Since the S&P 500 hit its high for 2011 on April 29 to August 10, 2011, $3.3 trillion invested in the U.S. stock market has been wiped out. The value of American stocks owned fell from $16.82 trillion to $13.57 trillion—19.3 percent. See Chart. That is more than the Gross Domestic  Product–the value of all of the goods and services produced in a country—in 2010 of Canada ($1.3 trillion), the U.K. ($2.2 trillion), or Germany (3.1 trillion).

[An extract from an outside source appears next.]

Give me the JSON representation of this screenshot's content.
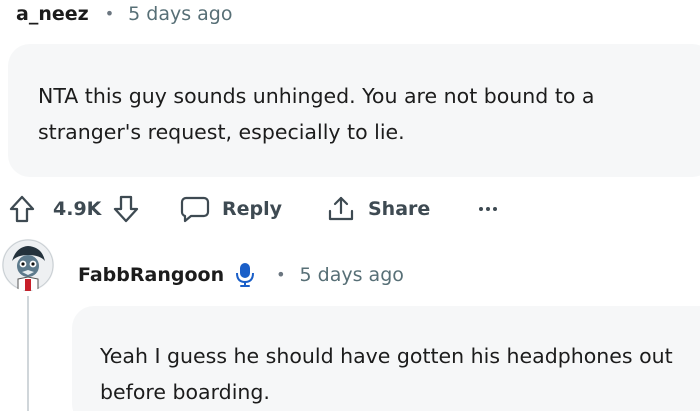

While we may not know precisely for some time what triggered this decline in value from the April 29th high, rapidly growing government debt of the last few years certainly played a central role.  European economies share this fault with the U.S. Their stock markets lurch downward daily like ours with each new debt crisis in Greece, Italy, or some other European Union member country. Like us, they spent beyond their means and are now in terrible financial shape. A country can only spend more than it takes in for so long. That is why the ratings agencies put the U.S. government on warning April 18, 2011, days before the market began to fall.  Many saw the day of reckoning on its way.

When Standard and Poors downgraded the credit rating of the United States government’s sovereign debt on August 5 after the stock exchanges closed, the markets capitulated the following Monday as the reality of our fiscal foolishness finally struck home for all investors. They needed a ratings agency to spell it out for them and take action. If the government wasn’t overburdened with debt and deficit spending, and wasn’t constantly meddling in areas it does not belong, the stock market would be flying right now. The list of bad government policies that harm businesses–such as the 35 percent U.S. corporate tax rate, expensive to follow Sarbanes-Oxley laws, and the power hungry Environmental Protection Agency’s unneeded regulations–is long. Imagine what the markets would do if they weren’t overburdened by the threat of government short circuiting and coming to the American taxpayer and American businesses for a bailout, and if companies could invest in their futures without so much interference from the nanny state.

It is time for the government to face the music. Hearing “Markets will rise and fall, but this is the United States of America,” as President Obama mentioned as the Dow Jones Industrial Average tanked 634 points August 7th, is of no condolence to the millions of Americans who’s investment accounts have shriveled to the tune of 19.3 percent.